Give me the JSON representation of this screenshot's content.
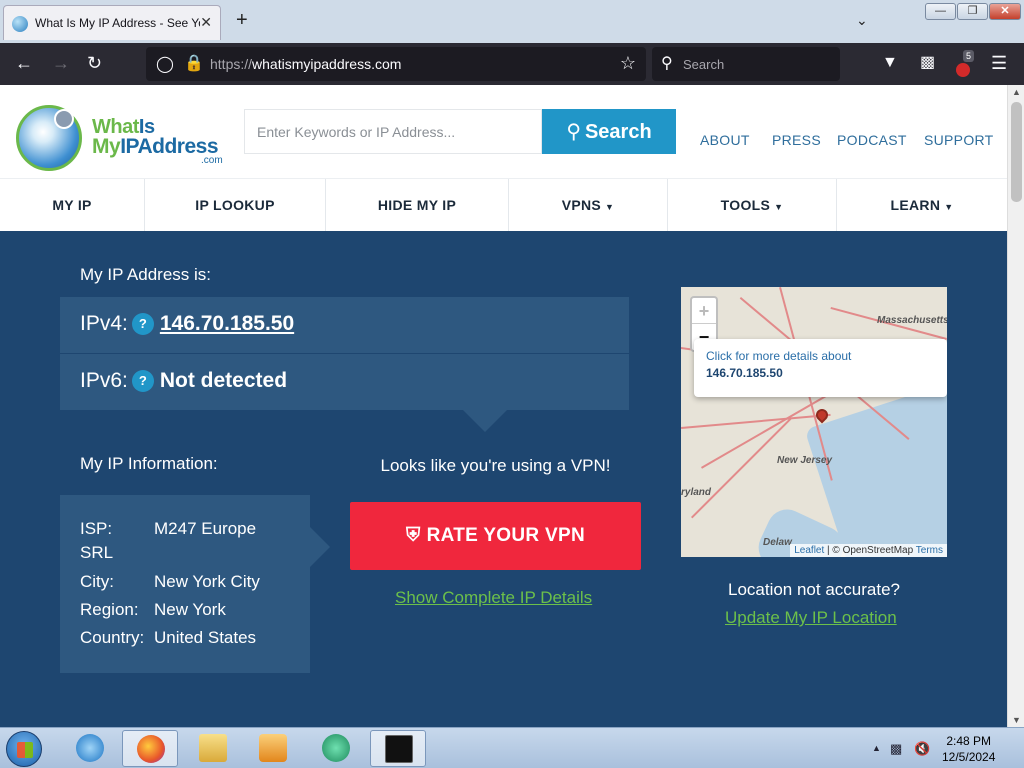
{
  "browser": {
    "tab_title": "What Is My IP Address - See Your",
    "tab_close": "✕",
    "new_tab": "+",
    "url_protocol": "https://",
    "url_host": "whatismyipaddress.com",
    "search_placeholder": "Search",
    "extension_badge": "5",
    "window_buttons": {
      "minimize": "—",
      "maximize": "❐",
      "close": "✕"
    }
  },
  "site": {
    "logo": {
      "line1_a": "What",
      "line1_b": "Is",
      "line2_a": "My",
      "line2_b": "IP",
      "line2_c": "Address",
      "line3": ".com"
    },
    "search": {
      "placeholder": "Enter Keywords or IP Address...",
      "button": "Search"
    },
    "top_links": [
      "ABOUT",
      "PRESS",
      "PODCAST",
      "SUPPORT"
    ],
    "nav": [
      {
        "label": "MY IP",
        "caret": ""
      },
      {
        "label": "IP LOOKUP",
        "caret": ""
      },
      {
        "label": "HIDE MY IP",
        "caret": ""
      },
      {
        "label": "VPNS",
        "caret": "▼"
      },
      {
        "label": "TOOLS",
        "caret": "▼"
      },
      {
        "label": "LEARN",
        "caret": "▼"
      }
    ]
  },
  "hero": {
    "my_ip_label": "My IP Address is:",
    "ipv4_label": "IPv4:",
    "ipv4_value": "146.70.185.50",
    "ipv6_label": "IPv6:",
    "ipv6_value": "Not detected",
    "help_mark": "?",
    "info_title": "My IP Information:",
    "info": {
      "isp_key": "ISP:",
      "isp_val_1": "M247 Europe",
      "isp_val_2": "SRL",
      "city_key": "City:",
      "city_val": "New York City",
      "region_key": "Region:",
      "region_val": "New York",
      "country_key": "Country:",
      "country_val": "United States"
    },
    "vpn_text": "Looks like you're using a VPN!",
    "rate_button": "RATE YOUR VPN",
    "details_link": "Show Complete IP Details",
    "map": {
      "zoom_in": "+",
      "zoom_out": "−",
      "popup_line1": "Click for more details about",
      "popup_line2": "146.70.185.50",
      "label_massachusetts": "Massachusetts",
      "label_newjersey": "New Jersey",
      "label_maryland": "ryland",
      "label_delaware": "Delaw",
      "attrib_leaflet": "Leaflet",
      "attrib_sep": " | © OpenStreetMap ",
      "attrib_terms": "Terms"
    },
    "loc_text": "Location not accurate?",
    "update_link": "Update My IP Location"
  },
  "taskbar": {
    "time": "2:48 PM",
    "date": "12/5/2024"
  },
  "colors": {
    "hero_bg": "#1e4670",
    "panel_bg": "#2e5880",
    "accent_blue": "#2196c8",
    "rate_red": "#f0273d",
    "link_green": "#6cc04a"
  }
}
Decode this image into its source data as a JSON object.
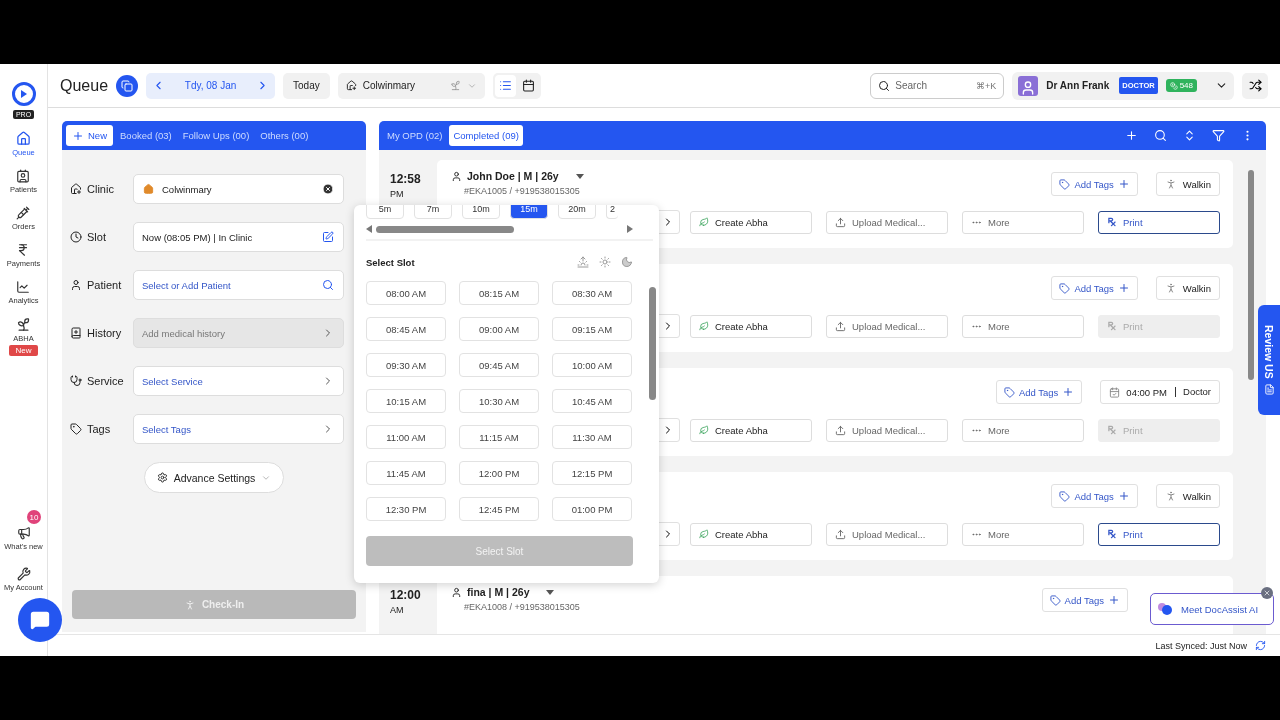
{
  "rail": {
    "plan": "PRO",
    "items": [
      {
        "label": "Queue",
        "kind": "queue",
        "selected": true
      },
      {
        "label": "Patients",
        "kind": "patients",
        "selected": false
      },
      {
        "label": "Orders",
        "kind": "orders",
        "selected": false
      },
      {
        "label": "Payments",
        "kind": "payments",
        "selected": false
      },
      {
        "label": "Analytics",
        "kind": "analytics",
        "selected": false
      },
      {
        "label": "ABHA",
        "kind": "abha",
        "selected": false,
        "badge": "New"
      }
    ],
    "bottom_items": [
      {
        "label": "What's new",
        "kind": "news",
        "badge": "10"
      },
      {
        "label": "My Account",
        "kind": "account"
      }
    ]
  },
  "header": {
    "title": "Queue",
    "date": "Tdy, 08 Jan",
    "today": "Today",
    "clinic": "Colwinmary",
    "views": [
      {
        "kind": "list",
        "selected": true
      },
      {
        "kind": "calendar",
        "selected": false
      }
    ],
    "search": {
      "placeholder": "Search",
      "shortcut": "⌘+K"
    },
    "user": {
      "name": "Dr Ann Frank",
      "role": "DOCTOR",
      "points": "548"
    }
  },
  "booking": {
    "tabs": [
      {
        "label": "New",
        "kind": "add",
        "selected": true
      },
      {
        "label": "Booked (03)",
        "kind": "tab",
        "selected": false
      },
      {
        "label": "Follow Ups (00)",
        "kind": "tab",
        "selected": false
      },
      {
        "label": "Others (00)",
        "kind": "tab",
        "selected": false
      }
    ],
    "fields": [
      {
        "label": "Clinic",
        "kind": "clinic",
        "value": "Colwinmary"
      },
      {
        "label": "Slot",
        "kind": "slot",
        "value": "Now (08:05 PM) | In Clinic"
      },
      {
        "label": "Patient",
        "kind": "patient",
        "placeholder": "Select or Add Patient"
      },
      {
        "label": "History",
        "kind": "history",
        "placeholder": "Add medical history",
        "disabled": true
      },
      {
        "label": "Service",
        "kind": "service",
        "placeholder": "Select Service"
      },
      {
        "label": "Tags",
        "kind": "tags",
        "placeholder": "Select Tags"
      }
    ],
    "advance_settings": "Advance Settings",
    "check_in": {
      "label": "Check-In",
      "disabled": true
    }
  },
  "slot_picker": {
    "durations": [
      {
        "label": "5m",
        "selected": false
      },
      {
        "label": "7m",
        "selected": false
      },
      {
        "label": "10m",
        "selected": false
      },
      {
        "label": "15m",
        "selected": true
      },
      {
        "label": "20m",
        "selected": false
      },
      {
        "label": "2",
        "selected": false
      }
    ],
    "title": "Select Slot",
    "slots": [
      "08:00 AM",
      "08:15 AM",
      "08:30 AM",
      "08:45 AM",
      "09:00 AM",
      "09:15 AM",
      "09:30 AM",
      "09:45 AM",
      "10:00 AM",
      "10:15 AM",
      "10:30 AM",
      "10:45 AM",
      "11:00 AM",
      "11:15 AM",
      "11:30 AM",
      "11:45 AM",
      "12:00 PM",
      "12:15 PM",
      "12:30 PM",
      "12:45 PM",
      "01:00 PM"
    ],
    "submit": {
      "label": "Select Slot",
      "disabled": true
    }
  },
  "opd": {
    "tabs": [
      {
        "label": "My OPD (02)",
        "selected": false
      },
      {
        "label": "Completed (09)",
        "selected": true
      }
    ],
    "cards": [
      {
        "time": "12:58",
        "meridiem": "PM",
        "patient": "John Doe | M | 26y",
        "id": "#EKA1005 / +919538015305",
        "tags": "Add Tags",
        "visit": {
          "kind": "walkin",
          "label": "Walkin"
        },
        "actions": [
          "Create Abha",
          "Upload Medical...",
          "More"
        ],
        "print": {
          "label": "Print",
          "disabled": false
        }
      },
      {
        "tags": "Add Tags",
        "visit": {
          "kind": "walkin",
          "label": "Walkin"
        },
        "actions": [
          "Create Abha",
          "Upload Medical...",
          "More"
        ],
        "print": {
          "label": "Print",
          "disabled": true
        }
      },
      {
        "tags": "Add Tags",
        "visit": {
          "kind": "appointment",
          "time": "04:00 PM",
          "label": "Doctor"
        },
        "actions": [
          "Create Abha",
          "Upload Medical...",
          "More"
        ],
        "print": {
          "label": "Print",
          "disabled": true
        }
      },
      {
        "tags": "Add Tags",
        "visit": {
          "kind": "walkin",
          "label": "Walkin"
        },
        "actions": [
          "Create Abha",
          "Upload Medical...",
          "More"
        ],
        "print": {
          "label": "Print",
          "disabled": false
        }
      },
      {
        "time": "12:00",
        "meridiem": "AM",
        "patient": "fina | M | 26y",
        "id": "#EKA1008 / +919538015305",
        "tags": "Add Tags"
      }
    ]
  },
  "review_tab": "Review US",
  "assistant": "Meet DocAssist AI",
  "footer": {
    "sync": "Last Synced: Just Now"
  }
}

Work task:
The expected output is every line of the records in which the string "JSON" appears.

Task response:
Give me the JSON representation of this screenshot's content.
Decode this image into its source data as a JSON object.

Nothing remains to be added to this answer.